We used to have both a Home Edition and a Professional Edition. That was a brave experiment, which was, I have to admit, something of a failure. Call it the Fog Creek PCjr. We wanted to make a cheaper entry-level version of CityDesk, but in the end we made something that was too cheap to support profitably, and which ended up making people worry about article count limits and go to ridiculous lengths to keep their sites under 500 pages. It wasn't fair to sell a crippled version of the product at a price that we simply couldn't maintain, so we're going to stop selling the Home Edition altogether, and eat the cost of moving every existing Home Edition user to the Professional Edition. We also lowered the price of the Professional Edition a smidgen (to $299), and introduced a lower cost Contributor Edition for team members who don't actually design sites, they just maintain them.
If you still haven't seen them, Michael and I made two movies (in Flash format) with demos of the latest features. Bring popcorn! These movies were made with TechSmith's Camtasia Studio, which worked like a charm (and no, you cynical freaks, they are not paying me to say that. Sheesh.) If you're completely new to CityDesk check out this online demo (I, for one, can't bear to hear my own voice so you'll have to watch it without me.)
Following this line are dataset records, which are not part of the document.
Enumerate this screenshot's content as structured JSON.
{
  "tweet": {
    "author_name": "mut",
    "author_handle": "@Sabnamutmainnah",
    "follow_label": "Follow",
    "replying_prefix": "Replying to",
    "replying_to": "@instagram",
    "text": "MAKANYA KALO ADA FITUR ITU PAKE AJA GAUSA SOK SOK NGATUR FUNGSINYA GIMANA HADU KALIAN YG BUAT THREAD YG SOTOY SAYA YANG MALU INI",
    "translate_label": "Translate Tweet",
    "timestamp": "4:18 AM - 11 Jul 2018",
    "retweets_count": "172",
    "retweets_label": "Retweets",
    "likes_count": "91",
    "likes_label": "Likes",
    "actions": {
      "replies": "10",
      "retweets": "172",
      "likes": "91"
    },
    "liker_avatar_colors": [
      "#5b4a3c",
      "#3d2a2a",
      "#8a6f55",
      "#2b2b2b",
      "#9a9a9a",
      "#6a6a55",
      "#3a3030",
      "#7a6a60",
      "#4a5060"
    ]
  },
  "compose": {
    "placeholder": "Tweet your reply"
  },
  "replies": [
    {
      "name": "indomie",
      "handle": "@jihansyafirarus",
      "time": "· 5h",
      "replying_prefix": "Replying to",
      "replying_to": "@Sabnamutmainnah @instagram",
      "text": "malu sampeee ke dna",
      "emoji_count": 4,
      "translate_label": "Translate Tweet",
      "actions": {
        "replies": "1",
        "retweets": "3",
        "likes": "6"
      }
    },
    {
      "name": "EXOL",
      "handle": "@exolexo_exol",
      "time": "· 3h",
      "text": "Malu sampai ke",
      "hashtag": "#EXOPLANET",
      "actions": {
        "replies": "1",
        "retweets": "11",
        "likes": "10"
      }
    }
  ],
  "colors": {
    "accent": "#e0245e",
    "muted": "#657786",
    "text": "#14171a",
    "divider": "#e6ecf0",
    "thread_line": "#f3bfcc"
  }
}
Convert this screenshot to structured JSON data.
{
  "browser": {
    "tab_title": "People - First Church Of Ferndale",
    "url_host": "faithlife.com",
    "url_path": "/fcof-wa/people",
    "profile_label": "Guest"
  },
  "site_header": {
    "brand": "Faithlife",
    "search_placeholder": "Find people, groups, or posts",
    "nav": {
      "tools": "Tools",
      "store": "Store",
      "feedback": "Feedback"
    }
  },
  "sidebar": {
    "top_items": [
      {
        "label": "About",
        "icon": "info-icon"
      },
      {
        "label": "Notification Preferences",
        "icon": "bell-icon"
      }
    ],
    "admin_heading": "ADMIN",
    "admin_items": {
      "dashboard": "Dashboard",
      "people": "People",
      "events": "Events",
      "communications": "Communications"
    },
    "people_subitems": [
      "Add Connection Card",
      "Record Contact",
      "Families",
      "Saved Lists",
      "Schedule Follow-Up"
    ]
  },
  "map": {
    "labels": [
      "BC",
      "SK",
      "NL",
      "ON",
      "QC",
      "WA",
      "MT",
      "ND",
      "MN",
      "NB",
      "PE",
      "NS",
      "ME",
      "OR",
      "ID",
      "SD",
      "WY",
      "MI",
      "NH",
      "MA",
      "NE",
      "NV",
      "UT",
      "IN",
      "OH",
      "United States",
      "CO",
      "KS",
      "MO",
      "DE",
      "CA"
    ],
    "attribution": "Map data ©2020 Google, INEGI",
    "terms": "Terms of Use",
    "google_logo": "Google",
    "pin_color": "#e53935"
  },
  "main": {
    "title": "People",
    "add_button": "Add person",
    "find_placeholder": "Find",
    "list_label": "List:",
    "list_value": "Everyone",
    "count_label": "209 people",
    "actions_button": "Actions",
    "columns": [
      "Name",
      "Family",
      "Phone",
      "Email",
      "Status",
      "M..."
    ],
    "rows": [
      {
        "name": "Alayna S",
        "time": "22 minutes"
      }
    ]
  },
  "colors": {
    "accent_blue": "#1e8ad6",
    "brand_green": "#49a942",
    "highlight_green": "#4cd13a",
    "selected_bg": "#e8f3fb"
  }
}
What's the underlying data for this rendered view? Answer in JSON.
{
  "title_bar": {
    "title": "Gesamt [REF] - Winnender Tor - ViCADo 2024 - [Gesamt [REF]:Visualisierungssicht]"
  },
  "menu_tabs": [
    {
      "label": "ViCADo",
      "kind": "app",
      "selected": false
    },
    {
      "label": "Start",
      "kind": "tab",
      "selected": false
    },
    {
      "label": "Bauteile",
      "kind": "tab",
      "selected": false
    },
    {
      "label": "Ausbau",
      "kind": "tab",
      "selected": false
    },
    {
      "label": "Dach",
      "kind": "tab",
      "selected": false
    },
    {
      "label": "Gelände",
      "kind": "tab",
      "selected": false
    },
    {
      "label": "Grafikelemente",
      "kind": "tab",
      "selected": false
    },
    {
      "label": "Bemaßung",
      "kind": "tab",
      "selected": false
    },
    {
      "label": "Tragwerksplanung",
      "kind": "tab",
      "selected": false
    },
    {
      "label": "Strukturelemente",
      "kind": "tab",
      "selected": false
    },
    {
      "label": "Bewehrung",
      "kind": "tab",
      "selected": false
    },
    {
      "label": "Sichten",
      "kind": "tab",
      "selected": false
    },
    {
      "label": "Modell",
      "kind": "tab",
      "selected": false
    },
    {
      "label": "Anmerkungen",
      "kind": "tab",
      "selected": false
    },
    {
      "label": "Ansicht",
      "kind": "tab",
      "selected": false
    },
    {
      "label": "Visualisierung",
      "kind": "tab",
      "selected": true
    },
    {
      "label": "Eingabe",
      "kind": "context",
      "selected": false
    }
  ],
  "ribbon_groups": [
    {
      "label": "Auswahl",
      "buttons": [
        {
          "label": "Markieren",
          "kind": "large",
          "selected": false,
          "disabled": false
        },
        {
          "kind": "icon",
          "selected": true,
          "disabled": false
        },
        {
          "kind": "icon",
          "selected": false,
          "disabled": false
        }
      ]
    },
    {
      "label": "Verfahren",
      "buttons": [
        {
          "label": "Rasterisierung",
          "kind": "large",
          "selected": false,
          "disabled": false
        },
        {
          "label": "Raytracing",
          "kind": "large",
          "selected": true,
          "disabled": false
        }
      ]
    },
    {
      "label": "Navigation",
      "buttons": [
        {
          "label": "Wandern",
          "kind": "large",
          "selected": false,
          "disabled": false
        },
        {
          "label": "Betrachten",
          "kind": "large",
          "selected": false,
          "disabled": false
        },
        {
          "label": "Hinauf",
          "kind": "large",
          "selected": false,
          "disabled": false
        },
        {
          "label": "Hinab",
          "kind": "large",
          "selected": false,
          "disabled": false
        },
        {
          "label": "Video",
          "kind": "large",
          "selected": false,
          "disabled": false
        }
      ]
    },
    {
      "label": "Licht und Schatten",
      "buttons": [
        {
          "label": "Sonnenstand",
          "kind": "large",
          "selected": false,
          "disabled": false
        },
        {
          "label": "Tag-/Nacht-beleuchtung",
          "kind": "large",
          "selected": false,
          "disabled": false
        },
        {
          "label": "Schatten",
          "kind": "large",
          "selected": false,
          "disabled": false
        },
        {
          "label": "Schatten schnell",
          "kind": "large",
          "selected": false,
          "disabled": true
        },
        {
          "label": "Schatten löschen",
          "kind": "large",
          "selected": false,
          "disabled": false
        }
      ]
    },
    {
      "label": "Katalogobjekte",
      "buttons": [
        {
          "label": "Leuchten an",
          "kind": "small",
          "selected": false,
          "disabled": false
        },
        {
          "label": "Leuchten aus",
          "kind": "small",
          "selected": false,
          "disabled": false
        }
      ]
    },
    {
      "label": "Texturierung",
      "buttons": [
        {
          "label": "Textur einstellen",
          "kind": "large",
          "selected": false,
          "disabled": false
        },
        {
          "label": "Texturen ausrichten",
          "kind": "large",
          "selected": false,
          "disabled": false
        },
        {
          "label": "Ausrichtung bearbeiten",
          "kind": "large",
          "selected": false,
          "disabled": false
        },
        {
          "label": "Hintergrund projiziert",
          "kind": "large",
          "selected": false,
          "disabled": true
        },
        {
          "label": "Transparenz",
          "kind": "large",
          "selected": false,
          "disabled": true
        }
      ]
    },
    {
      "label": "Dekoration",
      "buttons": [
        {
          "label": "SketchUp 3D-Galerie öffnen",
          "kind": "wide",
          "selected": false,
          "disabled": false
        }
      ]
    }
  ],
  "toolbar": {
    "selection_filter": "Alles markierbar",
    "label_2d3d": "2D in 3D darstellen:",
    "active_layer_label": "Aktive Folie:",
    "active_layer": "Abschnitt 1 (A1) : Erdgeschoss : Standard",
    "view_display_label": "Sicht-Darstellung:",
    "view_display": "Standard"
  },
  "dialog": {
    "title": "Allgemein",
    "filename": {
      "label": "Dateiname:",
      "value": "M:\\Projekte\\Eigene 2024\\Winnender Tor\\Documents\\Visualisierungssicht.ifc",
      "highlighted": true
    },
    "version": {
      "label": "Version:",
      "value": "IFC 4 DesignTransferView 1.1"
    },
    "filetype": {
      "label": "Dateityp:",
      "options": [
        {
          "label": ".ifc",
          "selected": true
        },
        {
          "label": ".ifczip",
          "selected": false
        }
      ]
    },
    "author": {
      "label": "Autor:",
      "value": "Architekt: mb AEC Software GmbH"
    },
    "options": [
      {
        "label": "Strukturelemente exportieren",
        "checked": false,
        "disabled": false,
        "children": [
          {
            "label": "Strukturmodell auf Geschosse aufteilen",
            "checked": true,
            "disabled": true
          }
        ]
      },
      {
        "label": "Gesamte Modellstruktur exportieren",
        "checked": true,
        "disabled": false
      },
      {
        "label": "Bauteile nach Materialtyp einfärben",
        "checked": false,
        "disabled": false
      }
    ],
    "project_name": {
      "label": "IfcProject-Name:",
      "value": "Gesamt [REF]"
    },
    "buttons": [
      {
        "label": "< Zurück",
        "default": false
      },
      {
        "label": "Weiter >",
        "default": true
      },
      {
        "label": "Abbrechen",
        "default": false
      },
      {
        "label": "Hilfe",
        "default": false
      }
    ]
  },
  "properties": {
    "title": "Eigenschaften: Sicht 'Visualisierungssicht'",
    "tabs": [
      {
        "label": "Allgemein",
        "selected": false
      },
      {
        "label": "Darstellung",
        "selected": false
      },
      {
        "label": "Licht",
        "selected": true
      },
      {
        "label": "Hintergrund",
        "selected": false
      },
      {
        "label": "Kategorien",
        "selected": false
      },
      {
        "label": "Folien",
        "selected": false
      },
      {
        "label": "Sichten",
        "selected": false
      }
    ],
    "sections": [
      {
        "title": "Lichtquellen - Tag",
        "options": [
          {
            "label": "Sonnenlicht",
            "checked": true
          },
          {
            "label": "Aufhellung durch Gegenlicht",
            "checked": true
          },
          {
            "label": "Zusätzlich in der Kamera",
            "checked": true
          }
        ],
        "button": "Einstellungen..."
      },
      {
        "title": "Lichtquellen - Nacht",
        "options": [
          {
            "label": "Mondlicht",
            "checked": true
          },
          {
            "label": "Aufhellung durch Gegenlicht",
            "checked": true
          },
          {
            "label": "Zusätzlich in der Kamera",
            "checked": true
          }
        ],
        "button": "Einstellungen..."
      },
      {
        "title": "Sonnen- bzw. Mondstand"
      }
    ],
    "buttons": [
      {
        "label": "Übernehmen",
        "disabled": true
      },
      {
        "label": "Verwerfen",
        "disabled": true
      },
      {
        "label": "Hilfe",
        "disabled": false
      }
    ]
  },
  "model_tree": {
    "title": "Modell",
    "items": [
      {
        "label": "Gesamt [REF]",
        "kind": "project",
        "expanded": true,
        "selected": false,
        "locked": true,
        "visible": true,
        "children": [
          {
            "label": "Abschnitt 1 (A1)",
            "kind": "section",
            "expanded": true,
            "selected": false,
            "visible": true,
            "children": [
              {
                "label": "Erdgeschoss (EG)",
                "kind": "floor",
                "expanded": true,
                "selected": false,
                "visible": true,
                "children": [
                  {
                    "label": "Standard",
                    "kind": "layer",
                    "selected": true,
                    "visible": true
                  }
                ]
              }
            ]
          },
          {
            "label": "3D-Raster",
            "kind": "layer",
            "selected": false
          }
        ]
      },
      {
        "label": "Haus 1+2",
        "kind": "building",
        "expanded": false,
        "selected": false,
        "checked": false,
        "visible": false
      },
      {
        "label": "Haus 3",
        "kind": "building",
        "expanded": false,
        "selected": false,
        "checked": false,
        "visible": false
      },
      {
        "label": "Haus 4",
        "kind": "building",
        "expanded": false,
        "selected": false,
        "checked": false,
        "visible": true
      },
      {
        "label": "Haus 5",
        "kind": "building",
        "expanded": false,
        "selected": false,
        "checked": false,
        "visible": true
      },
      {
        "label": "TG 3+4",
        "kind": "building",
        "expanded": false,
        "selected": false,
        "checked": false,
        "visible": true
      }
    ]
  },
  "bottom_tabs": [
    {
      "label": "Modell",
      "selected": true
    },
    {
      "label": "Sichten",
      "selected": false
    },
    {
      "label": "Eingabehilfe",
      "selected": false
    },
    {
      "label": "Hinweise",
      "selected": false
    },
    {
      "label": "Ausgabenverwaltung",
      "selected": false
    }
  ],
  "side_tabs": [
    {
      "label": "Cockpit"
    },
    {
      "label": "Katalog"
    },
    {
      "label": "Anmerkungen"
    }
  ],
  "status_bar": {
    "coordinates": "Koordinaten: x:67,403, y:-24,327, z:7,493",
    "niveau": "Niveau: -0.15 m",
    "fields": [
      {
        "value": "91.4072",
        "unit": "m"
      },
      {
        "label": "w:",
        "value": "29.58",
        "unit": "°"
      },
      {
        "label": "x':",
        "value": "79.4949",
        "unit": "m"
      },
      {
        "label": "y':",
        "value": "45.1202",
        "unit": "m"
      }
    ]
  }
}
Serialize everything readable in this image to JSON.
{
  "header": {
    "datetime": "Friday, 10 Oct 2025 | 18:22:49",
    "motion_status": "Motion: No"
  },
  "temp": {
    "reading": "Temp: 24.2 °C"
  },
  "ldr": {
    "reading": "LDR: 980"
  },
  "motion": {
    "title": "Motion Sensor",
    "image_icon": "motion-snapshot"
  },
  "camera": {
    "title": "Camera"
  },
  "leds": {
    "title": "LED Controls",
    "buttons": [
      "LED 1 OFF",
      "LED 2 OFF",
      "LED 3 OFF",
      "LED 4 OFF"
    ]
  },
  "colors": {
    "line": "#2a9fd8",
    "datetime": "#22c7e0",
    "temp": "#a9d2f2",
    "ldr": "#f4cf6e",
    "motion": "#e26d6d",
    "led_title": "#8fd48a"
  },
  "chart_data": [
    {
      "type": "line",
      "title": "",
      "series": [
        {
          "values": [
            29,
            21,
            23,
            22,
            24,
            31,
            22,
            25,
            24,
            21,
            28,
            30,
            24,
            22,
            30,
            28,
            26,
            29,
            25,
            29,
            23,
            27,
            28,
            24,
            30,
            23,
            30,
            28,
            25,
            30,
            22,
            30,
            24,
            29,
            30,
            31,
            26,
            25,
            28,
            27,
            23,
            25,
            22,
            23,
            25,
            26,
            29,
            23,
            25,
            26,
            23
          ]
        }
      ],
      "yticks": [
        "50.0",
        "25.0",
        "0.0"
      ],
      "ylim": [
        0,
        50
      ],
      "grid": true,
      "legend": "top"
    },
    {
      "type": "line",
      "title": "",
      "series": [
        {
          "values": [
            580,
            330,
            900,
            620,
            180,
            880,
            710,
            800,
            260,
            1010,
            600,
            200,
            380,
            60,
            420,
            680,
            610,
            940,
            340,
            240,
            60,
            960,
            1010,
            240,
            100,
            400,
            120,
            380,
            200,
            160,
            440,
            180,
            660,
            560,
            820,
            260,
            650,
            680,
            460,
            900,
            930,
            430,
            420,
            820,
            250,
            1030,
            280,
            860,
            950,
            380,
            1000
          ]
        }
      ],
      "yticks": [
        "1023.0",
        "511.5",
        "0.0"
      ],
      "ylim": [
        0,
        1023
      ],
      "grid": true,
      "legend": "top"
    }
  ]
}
The best part of developing shrinkwrap software is the wonderful feeling you get when people actually use your product, the work of your mind and hands, and get great things done.
John's Adventures: “Basically it's a superb piece of software... I used to be a web designer and I've tried virtually everything there is out there and nothing comes close to CityDesk in terms of power, flexibility and ease of updating your site.”
1110 posts over 13 years. Everything I’ve ever published is right here.
There’s a software company in New York City dedicated to doing things the right way and proving that it can be done profitably and successfully.